But the hospital never confirmed that nor provided other details of how her mother was exposed.
"We put our trust in that system," she said. "I regret not pulling [my mother] out; we could have easily taken care of [her] at home … In my mother's hour of need, we could do nothing."
That erosion of trust underscores why hospital leadership should be deliberate and upfront with families about what they know and don't, said Bowman.
They should also show some sign they recognize what happened was the "antithesis" of what people expect of hospital care, said Bowman.
"Lawyers get very nervous with apologies in case it's associated with culpability, but I would argue the families do have a right to know," he said.
'How could this happen?'
Kevin Kaplan doesn't blame hospital staff for what happened to his father earlier this year. He doesn't hold a grudge.
"You could 'What if?' this to death," he said.
But his family was still left with unanswered questions after his father, Dave Kaplan, died during an outbreak at Winnipeg's St. Boniface Hospital earlier this year.
"We weren't pointing fingers at anybody. We were disappointed, because we were trying to rack our brains, 'How could this happen?'" he said.
Maybe the hospital should give a formal apology ... It's kind of a little bit too late.- Kevin Kaplan
Dave Kaplan had chronic obstructive pulmonary disease. On Jan. 25, the day of his 86th birthday, a hose from the oxygen tank he used to breathe while sleeping became tangled, and he fell out of bed.
He tested negative upon admission to hospital, where doctors later learned he broke his hip. Within days, the hospital had declared a COVID-19 outbreak.
His father was in good spirits as he healed, Kevin Kaplan said. But he then tested positive and died in early February.
"Maybe the hospital should give a formal apology to the loved ones, etc. That's never happened, and maybe that should happen. I don't know. It's kind of a little bit too late."
Families needs apology: Alderson
A CBC News analysis of COVID-19 bulletins reveals at least 93 deaths have been linked to outbreaks in hospital settings since the beginning of the pandemic. Neither the province nor Shared Health, which co-ordinates health-care delivery in Manitoba, provided their own internal totals.

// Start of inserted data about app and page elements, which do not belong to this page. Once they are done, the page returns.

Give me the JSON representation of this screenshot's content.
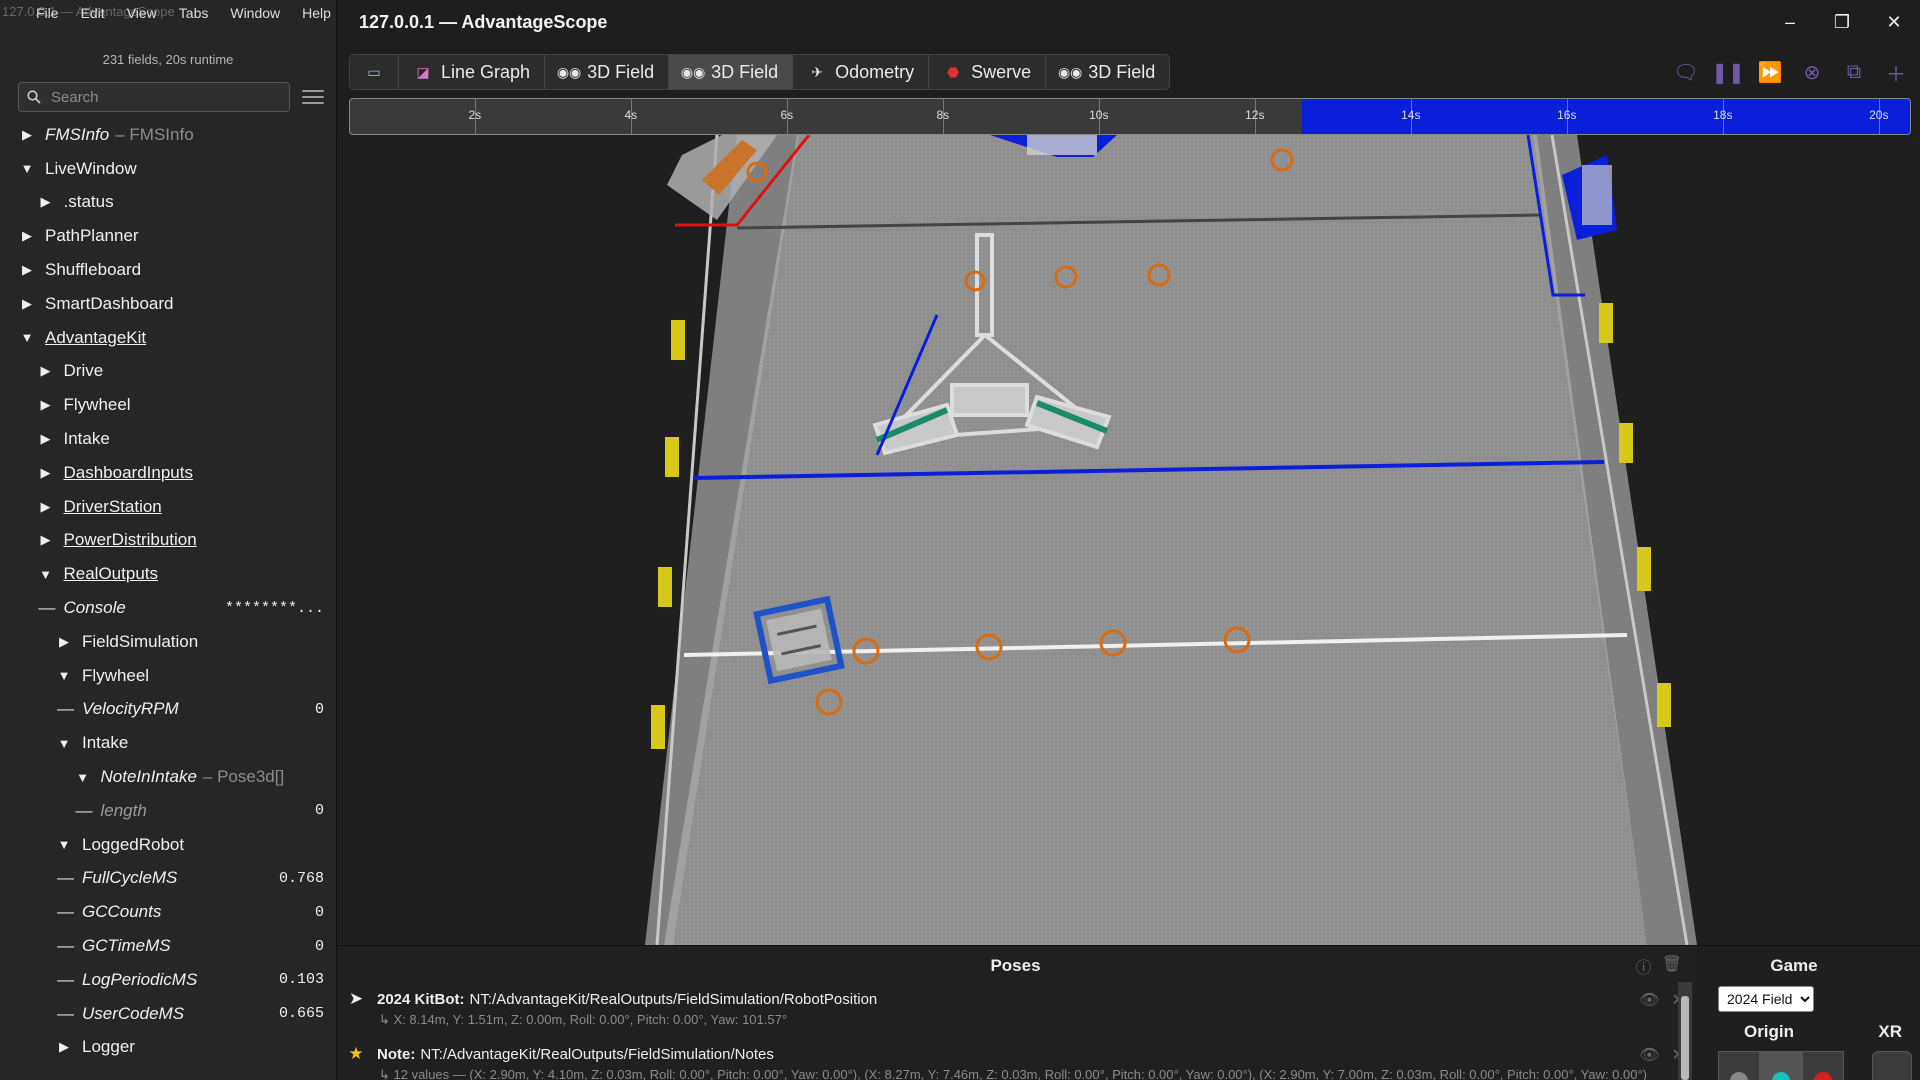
{
  "app": {
    "window_title": "127.0.0.1 — AdvantageScope",
    "ghost_title": "127.0.0.1 — AdvantageScope",
    "menu": [
      "File",
      "Edit",
      "View",
      "Tabs",
      "Window",
      "Help"
    ]
  },
  "sidebar": {
    "fields_info": "231 fields, 20s runtime",
    "search_placeholder": "Search",
    "tree": [
      {
        "indent": 0,
        "toggle": "collapsed",
        "label": "FMSInfo",
        "italic": true,
        "underline": false,
        "type": "– FMSInfo",
        "value": ""
      },
      {
        "indent": 0,
        "toggle": "expanded",
        "label": "LiveWindow",
        "italic": false,
        "underline": false,
        "type": "",
        "value": ""
      },
      {
        "indent": 1,
        "toggle": "collapsed",
        "label": ".status",
        "italic": false,
        "underline": false,
        "type": "",
        "value": ""
      },
      {
        "indent": 0,
        "toggle": "collapsed",
        "label": "PathPlanner",
        "italic": false,
        "underline": false,
        "type": "",
        "value": ""
      },
      {
        "indent": 0,
        "toggle": "collapsed",
        "label": "Shuffleboard",
        "italic": false,
        "underline": false,
        "type": "",
        "value": ""
      },
      {
        "indent": 0,
        "toggle": "collapsed",
        "label": "SmartDashboard",
        "italic": false,
        "underline": false,
        "type": "",
        "value": ""
      },
      {
        "indent": 0,
        "toggle": "expanded",
        "label": "AdvantageKit",
        "italic": false,
        "underline": true,
        "type": "",
        "value": ""
      },
      {
        "indent": 1,
        "toggle": "collapsed",
        "label": "Drive",
        "italic": false,
        "underline": false,
        "type": "",
        "value": ""
      },
      {
        "indent": 1,
        "toggle": "collapsed",
        "label": "Flywheel",
        "italic": false,
        "underline": false,
        "type": "",
        "value": ""
      },
      {
        "indent": 1,
        "toggle": "collapsed",
        "label": "Intake",
        "italic": false,
        "underline": false,
        "type": "",
        "value": ""
      },
      {
        "indent": 1,
        "toggle": "collapsed",
        "label": "DashboardInputs",
        "italic": false,
        "underline": true,
        "type": "",
        "value": ""
      },
      {
        "indent": 1,
        "toggle": "collapsed",
        "label": "DriverStation",
        "italic": false,
        "underline": true,
        "type": "",
        "value": ""
      },
      {
        "indent": 1,
        "toggle": "collapsed",
        "label": "PowerDistribution",
        "italic": false,
        "underline": true,
        "type": "",
        "value": ""
      },
      {
        "indent": 1,
        "toggle": "expanded",
        "label": "RealOutputs",
        "italic": false,
        "underline": true,
        "type": "",
        "value": ""
      },
      {
        "indent": 1,
        "toggle": "leaf",
        "label": "Console",
        "italic": true,
        "underline": false,
        "type": "",
        "value": "********..."
      },
      {
        "indent": 2,
        "toggle": "collapsed",
        "label": "FieldSimulation",
        "italic": false,
        "underline": false,
        "type": "",
        "value": ""
      },
      {
        "indent": 2,
        "toggle": "expanded",
        "label": "Flywheel",
        "italic": false,
        "underline": false,
        "type": "",
        "value": ""
      },
      {
        "indent": 2,
        "toggle": "leaf",
        "label": "VelocityRPM",
        "italic": true,
        "underline": false,
        "type": "",
        "value": "0"
      },
      {
        "indent": 2,
        "toggle": "expanded",
        "label": "Intake",
        "italic": false,
        "underline": false,
        "type": "",
        "value": ""
      },
      {
        "indent": 3,
        "toggle": "expanded",
        "label": "NoteInIntake",
        "italic": true,
        "underline": false,
        "type": "– Pose3d[]",
        "value": ""
      },
      {
        "indent": 3,
        "toggle": "leaf",
        "label": "length",
        "italic": true,
        "underline": false,
        "type": "",
        "value": "0",
        "dim": true
      },
      {
        "indent": 2,
        "toggle": "expanded",
        "label": "LoggedRobot",
        "italic": false,
        "underline": false,
        "type": "",
        "value": ""
      },
      {
        "indent": 2,
        "toggle": "leaf",
        "label": "FullCycleMS",
        "italic": true,
        "underline": false,
        "type": "",
        "value": "0.768"
      },
      {
        "indent": 2,
        "toggle": "leaf",
        "label": "GCCounts",
        "italic": true,
        "underline": false,
        "type": "",
        "value": "0"
      },
      {
        "indent": 2,
        "toggle": "leaf",
        "label": "GCTimeMS",
        "italic": true,
        "underline": false,
        "type": "",
        "value": "0"
      },
      {
        "indent": 2,
        "toggle": "leaf",
        "label": "LogPeriodicMS",
        "italic": true,
        "underline": false,
        "type": "",
        "value": "0.103"
      },
      {
        "indent": 2,
        "toggle": "leaf",
        "label": "UserCodeMS",
        "italic": true,
        "underline": false,
        "type": "",
        "value": "0.665"
      },
      {
        "indent": 2,
        "toggle": "collapsed",
        "label": "Logger",
        "italic": false,
        "underline": false,
        "type": "",
        "value": ""
      }
    ]
  },
  "tabs": [
    {
      "label": "",
      "icon": "document-icon",
      "active": false
    },
    {
      "label": "Line Graph",
      "icon": "line-graph-icon",
      "active": false
    },
    {
      "label": "3D Field",
      "icon": "3d-field-icon",
      "active": false
    },
    {
      "label": "3D Field",
      "icon": "3d-field-icon",
      "active": true
    },
    {
      "label": "Odometry",
      "icon": "odometry-icon",
      "active": false
    },
    {
      "label": "Swerve",
      "icon": "swerve-icon",
      "active": false
    },
    {
      "label": "3D Field",
      "icon": "3d-field-icon",
      "active": false
    }
  ],
  "timeline": {
    "range": [
      0.4,
      20.4
    ],
    "ticks": [
      "2s",
      "4s",
      "6s",
      "8s",
      "10s",
      "12s",
      "14s",
      "16s",
      "18s",
      "20s"
    ],
    "tick_values": [
      2,
      4,
      6,
      8,
      10,
      12,
      14,
      16,
      18,
      20
    ],
    "selection_start": 12.6,
    "selection_end": 20.4,
    "selection_color": "#0a1fd9"
  },
  "poses": {
    "title": "Poses",
    "items": [
      {
        "icon": "navigation-arrow-icon",
        "name": "2024 KitBot:",
        "path": "NT:/AdvantageKit/RealOutputs/FieldSimulation/RobotPosition",
        "detail": "↳ X: 8.14m, Y: 1.51m, Z: 0.00m, Roll: 0.00°, Pitch: 0.00°, Yaw: 101.57°"
      },
      {
        "icon": "star-icon",
        "name": "Note:",
        "path": "NT:/AdvantageKit/RealOutputs/FieldSimulation/Notes",
        "detail": "↳ 12 values — (X: 2.90m, Y: 4.10m, Z: 0.03m, Roll: 0.00°, Pitch: 0.00°, Yaw: 0.00°), (X: 8.27m, Y: 7.46m, Z: 0.03m, Roll: 0.00°, Pitch: 0.00°, Yaw: 0.00°), (X: 2.90m, Y: 7.00m, Z: 0.03m, Roll: 0.00°, Pitch: 0.00°, Yaw: 0.00°)"
      }
    ]
  },
  "config": {
    "game_label": "Game",
    "game_selected": "2024 Field",
    "origin_label": "Origin",
    "xr_label": "XR",
    "origin_colors": [
      "#888888",
      "#18c0c0",
      "#d42020"
    ]
  },
  "colors": {
    "blue_alliance": "#0a1fd9",
    "red_alliance": "#e01010",
    "note": "#d86a10",
    "accent": "#6e5ba8"
  }
}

A provincial spokesperson said there were 171 infections in people who reported being exposed to a hospital, urgent care centre or emergency room during their incubation period between, Jan. 21 and Dec. 17. Eight died, according to the province. These deaths are considered community spread cases because the source of acquisition is considered uncertain.
The province and Shared Health declined to provide a response to families interested in receiving an apology.
"We all have our ways of protecting those that are in office," said Alderson.
"The family of Lloyd Hodgins needs an apology."
This story was possible in part thanks to Manitobans who filled out CBC's survey on the pronounced effect COVID-19 is having on Manitoba's health-care system. In it, we asked health-care workers, patients and their loved ones to send us their top concerns and questions about care during the pandemic.